What's the background?
Two years ago, TheBlaze was the first to report that Hallie Biden — widow of President Joe Biden's son Beau — in October 2018 took Hunter Biden's handgun from his vehicle without his knowledge and placed it in a garbage can outside a Delaware supermarket, according to a source with knowledge of the situation.
But after a subsequent search, the gun couldn't be found, the source said. And after law enforcement was contacted and both Hunter Biden and Hallie Biden were questioned, the source said no arrests were made and no charges were filed.
Delaware State Police told TheBlaze the case was referred for a decision on prosecution to the Delaware Department of Justice, which didn't immediately return TheBlaze's request for comment on this case.
In addition, the source also said agents from the Secret Service as well as the Bureau of Alcohol, Tobacco, Firearms, and Explosives visited the shop where Hunter Biden purchased the gun prior to any report being filed.
What are the details about the Judicial Watch suit?

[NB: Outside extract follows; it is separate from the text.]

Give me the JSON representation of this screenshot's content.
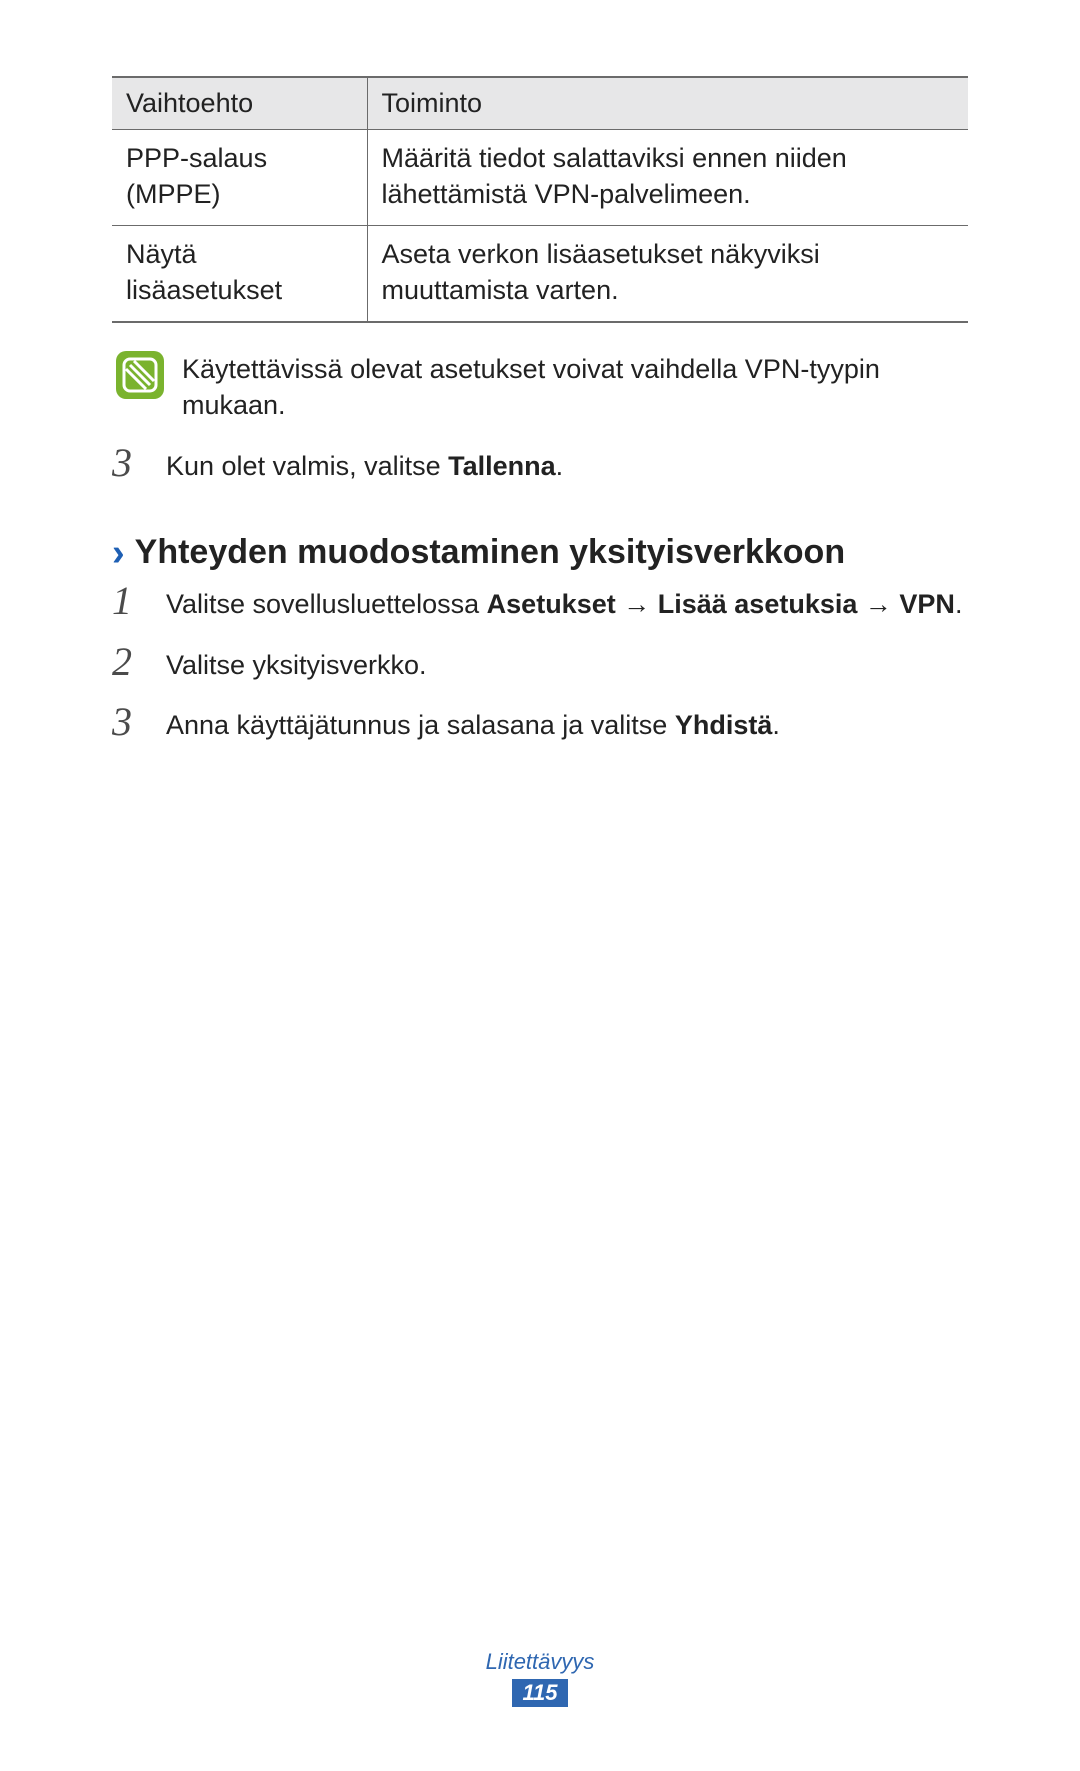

Judicial Watch said its lawsuit was filed in U.S. District Court for the District of Columbia after the Secret Service failed to respond adequately to a March 25, 2021, FOIA request for records or communications about the reported purchase, possession, and disposal of Biden's gun.
The conservative outfit said it's investigating whether and how the Secret Service intervened for Hunter Biden.
What else happened during the Hunter Biden gun incident?
The source added to TheBlaze that after she disposed of the gun, Hallie Biden — who was in a relationship with Hunter Biden at the the time — contacted Hunter Biden and told him what she did, and Hunter Biden told her to go back and get the gun. But upon attempting that, she couldn't find the gun, the source told TheBlaze.
When Hunter Biden arrived at the supermarket, he told law enforcement the gun was purchased earlier in October, he used it for target practice, and he kept it in his vehicle instead of Hallie Biden's house so it was not near her children, the source with knowledge said.
The source added to TheBlaze that when Hunter Biden was asked by law enforcement whether he had contacted anyone about this incident, he asked if that meant his father, Joe Biden, and then said, "I have never called my dad for anything" and that he always handled his own affairs.
The source also said the ATF during its visit to the shop asked the owner for the file on Hunter Biden's gun purchase and that a copy was provided. In addition, the source said Secret Service agents also visited the shop prior to any report being filed and that they needed to find the gun.
It was not immediately clear why the Secret Service would properly have been involved in the investigation since Hunter Biden's last day of Secret Service protection was July 8, 2014.
Politico corroborated TheBlaze's report in a March 2021 article noting that two people — one of whom has firsthand knowledge of the episode and the other of whom was briefed by a Secret Service agent after the fact — said Secret Service agents asked the store owner for paperwork involving Hunter Biden's gun sale, but the owner refused, saying the matter was under the ATF's jurisdiction.
A man who regularly rummaged through the grocery store's trash found the gun and returned to authorities days later, Politico reported.
What else did Judicial Watch say?
“The Secret Service and the Biden administration apparently are in cover-up mode for Hunter Biden. Whether its Hunter Biden’s laptop, his business practices and travel, or these documents related to the careless disposal of a gun in a dumpster near a high school, this administration continues to put up unlawful roadblocks to any effort to investigate the activities of the Biden family, particularly Hunter,” Judicial Watch President Tom Fitton said.
A different lawsuit is rejected
TheBlaze on Monday reported that a federal judge rejected a lawsuit seeking records from the ATF related to its investigation into how Hunter Biden may have committed gun felonies.
U.S. District Court Judge Rudolph Contreras, who was appointed by former President Barack Obama, last week ruled that while the public interest in whether the ATF failed to enforce the law against Hunter Biden is "significant," it did not outweigh Biden's "substantial" privacy interest in the matter.
"Hunter Biden has a substantial privacy interest, and the public interest is also significant," Contreras wrote in a 24-page opinion shared by AmmoLand. "But the balance is not deadlocked."